The study, published in June by the Journal of the American Medical Association (JAMA), found that a bundled approach to SSI prevention in which patients who tested positive for methicillin-resistant staph aureus (MRSA) and methicillin-susceptible staph aureus (MSSA) applied mupirocin intranasally twice a day five days prior to surgery and bathed in chlorhexidine-gluconate for five days prior to surgery. The treatment can reduce complex SSIs anywhere from 40% to 75% depending on adherence. Patients that tested positive for MRSA or MSSA were also given vancomycin and cefazolin prior to surgery.

Loreen Herwaldt, MD, a professor of infectious diseases at the University of Iowa College of Medicine, a hospital epidemiologist at the University of Iowa Hospitals and Clinics in Iowa City, and the lead author of the study, said that elements of the bundle have been previously studied separately, but no one had looked at all of the elements bundled together.
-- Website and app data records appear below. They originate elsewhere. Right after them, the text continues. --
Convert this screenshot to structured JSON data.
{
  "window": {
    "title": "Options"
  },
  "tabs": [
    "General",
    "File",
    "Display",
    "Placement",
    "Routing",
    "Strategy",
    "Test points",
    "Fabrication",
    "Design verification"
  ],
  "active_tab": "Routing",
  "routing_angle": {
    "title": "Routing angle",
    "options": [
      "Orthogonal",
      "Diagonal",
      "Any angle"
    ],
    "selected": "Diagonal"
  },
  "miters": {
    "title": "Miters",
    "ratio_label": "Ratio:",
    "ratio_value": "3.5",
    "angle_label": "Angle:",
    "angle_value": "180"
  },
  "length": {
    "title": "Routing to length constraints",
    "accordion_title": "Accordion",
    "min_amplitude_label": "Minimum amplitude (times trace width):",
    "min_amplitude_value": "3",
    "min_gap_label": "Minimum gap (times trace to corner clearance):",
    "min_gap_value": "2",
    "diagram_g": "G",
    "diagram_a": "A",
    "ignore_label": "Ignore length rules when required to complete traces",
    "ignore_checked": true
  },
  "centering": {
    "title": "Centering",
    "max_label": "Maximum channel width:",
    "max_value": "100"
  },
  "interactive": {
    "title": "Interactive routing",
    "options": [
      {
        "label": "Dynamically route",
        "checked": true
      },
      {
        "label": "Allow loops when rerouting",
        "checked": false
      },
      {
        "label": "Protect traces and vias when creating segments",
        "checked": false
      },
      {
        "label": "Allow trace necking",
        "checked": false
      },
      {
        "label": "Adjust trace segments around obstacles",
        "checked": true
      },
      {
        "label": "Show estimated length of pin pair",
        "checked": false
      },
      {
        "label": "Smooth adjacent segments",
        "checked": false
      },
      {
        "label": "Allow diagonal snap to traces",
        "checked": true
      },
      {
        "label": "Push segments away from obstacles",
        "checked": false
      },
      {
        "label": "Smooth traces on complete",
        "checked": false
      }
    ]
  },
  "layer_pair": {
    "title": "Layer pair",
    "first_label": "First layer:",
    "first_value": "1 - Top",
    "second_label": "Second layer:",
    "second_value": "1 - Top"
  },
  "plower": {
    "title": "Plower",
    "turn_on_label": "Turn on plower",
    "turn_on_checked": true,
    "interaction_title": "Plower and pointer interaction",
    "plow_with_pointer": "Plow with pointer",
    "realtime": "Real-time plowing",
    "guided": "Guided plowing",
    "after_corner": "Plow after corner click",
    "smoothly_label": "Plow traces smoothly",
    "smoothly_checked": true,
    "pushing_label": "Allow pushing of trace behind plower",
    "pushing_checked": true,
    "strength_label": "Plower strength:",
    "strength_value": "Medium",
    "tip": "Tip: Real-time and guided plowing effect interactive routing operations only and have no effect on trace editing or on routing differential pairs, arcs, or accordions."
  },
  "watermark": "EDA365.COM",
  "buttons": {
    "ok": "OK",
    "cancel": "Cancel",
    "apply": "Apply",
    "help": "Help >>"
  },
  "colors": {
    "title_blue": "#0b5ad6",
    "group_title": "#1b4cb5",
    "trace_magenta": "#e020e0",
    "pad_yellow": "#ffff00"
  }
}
"Staph aureus is a very common cause of infections for these procedures, and if these patients get infected, if it's a joint replacement, they could lose the joint," she says. "In the best case scenario, they could be treated for probably a couple of months with IV antibiotics. And you can imagine how serious an infection in the bone of the sternum or in the tissue around the heart could be. So the goal is to prevent those infections."

The study took place in 20 Hospital Corporation of America (HSA) hospitals, which already had low SSI rates, in part because they were already doing isolated elements of the bundle. Even a marginal SSI reduction speaks volumes about the potential of the bundle, particularly in facilities with a higher SSI rate, says Preeti Malani, MD, an infectious disease professor at the University of Michigan Health System in Ann Arbor, Michigan and an associate editor at JAMA who wrote the editorial that accompanied the article.
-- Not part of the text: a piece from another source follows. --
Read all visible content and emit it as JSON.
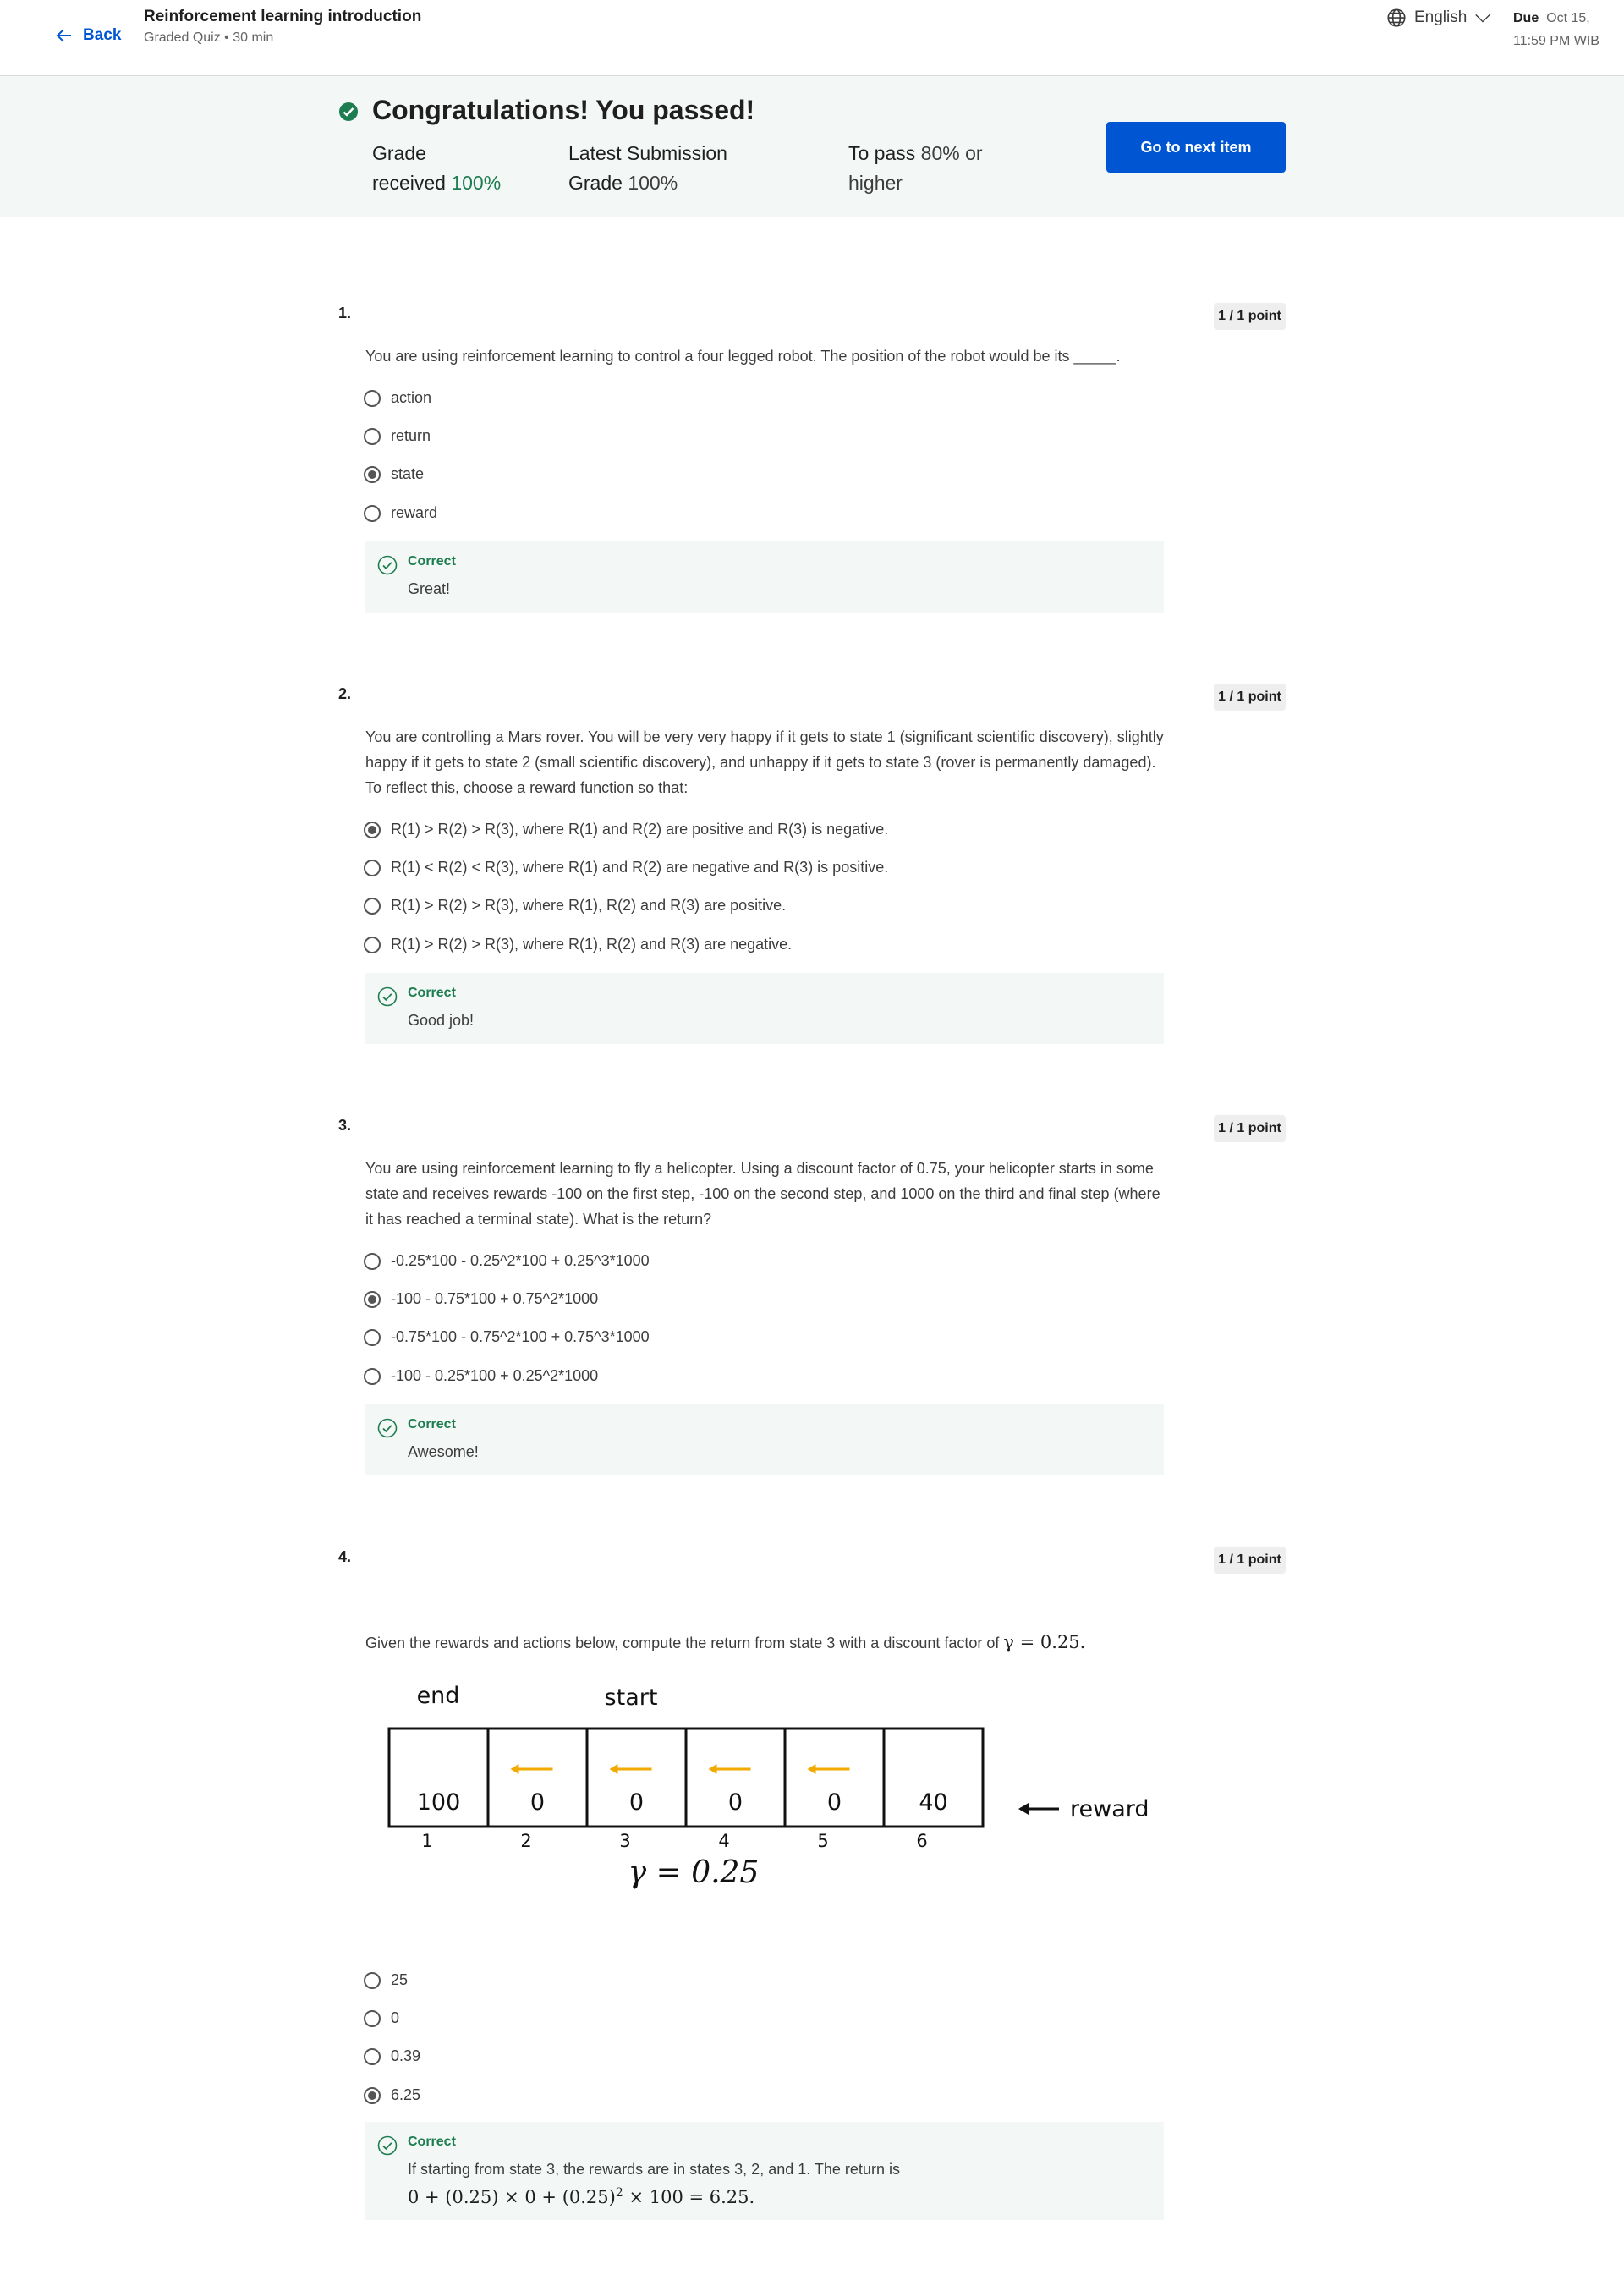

Malani adds that hospitals are under incredible pressure to achieve zero infections, particularly with SSIs that are expensive and dangerous. This bundle offers another effective approach in addressing joint and cardiac procedures.

"I think this fits in as one more piece of an overall approach," she says.
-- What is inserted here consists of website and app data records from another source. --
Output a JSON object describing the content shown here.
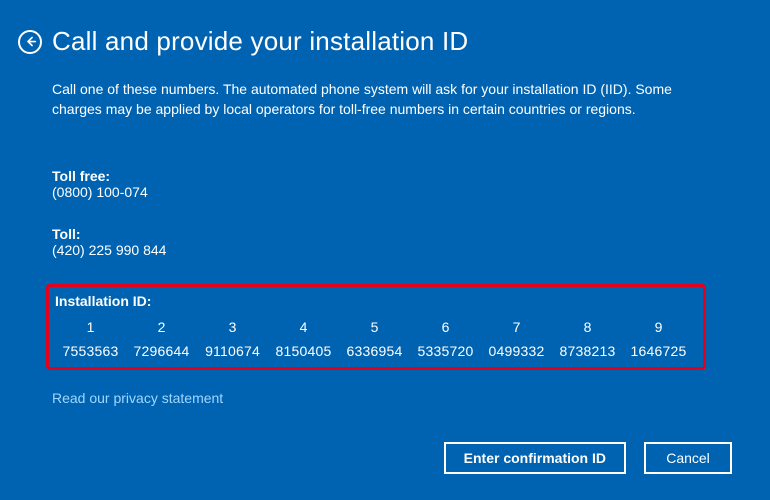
{
  "header": {
    "title": "Call and provide your installation ID"
  },
  "description": "Call one of these numbers. The automated phone system will ask for your installation ID (IID). Some charges may be applied by local operators for toll-free numbers in certain countries or regions.",
  "phone": {
    "toll_free_label": "Toll free:",
    "toll_free_number": "(0800) 100-074",
    "toll_label": "Toll:",
    "toll_number": "(420) 225 990 844"
  },
  "installation_id": {
    "label": "Installation ID:",
    "groups": [
      {
        "index": "1",
        "value": "7553563"
      },
      {
        "index": "2",
        "value": "7296644"
      },
      {
        "index": "3",
        "value": "9110674"
      },
      {
        "index": "4",
        "value": "8150405"
      },
      {
        "index": "5",
        "value": "6336954"
      },
      {
        "index": "6",
        "value": "5335720"
      },
      {
        "index": "7",
        "value": "0499332"
      },
      {
        "index": "8",
        "value": "8738213"
      },
      {
        "index": "9",
        "value": "1646725"
      }
    ]
  },
  "links": {
    "privacy": "Read our privacy statement"
  },
  "buttons": {
    "enter_confirmation": "Enter confirmation ID",
    "cancel": "Cancel"
  }
}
Both Malani and Herwaldt say that some of their infectious disease colleagues push back against the use of unnecessary antibiotics like mupirocin, and the continuous use of chlorhexidine, citing concerns of resistance. Herwaldt says that other researchers have looked at the use of iodine applied intranasally to every patient prior to surgery, but that it's still too early to adequately understand the effectiveness of that approach.

However, Malani says the risk-reward is worth it, particularly for complex SSIs that can be devastating.

"If someone actually gets an infection, you're talking about six to eight weeks of antibiotics," she says. "There is that thought that you're increasing use overall in terms of the number of people that are exposed, but if you think about saving 15 infections per 10,000 operations, that's a lot of doses."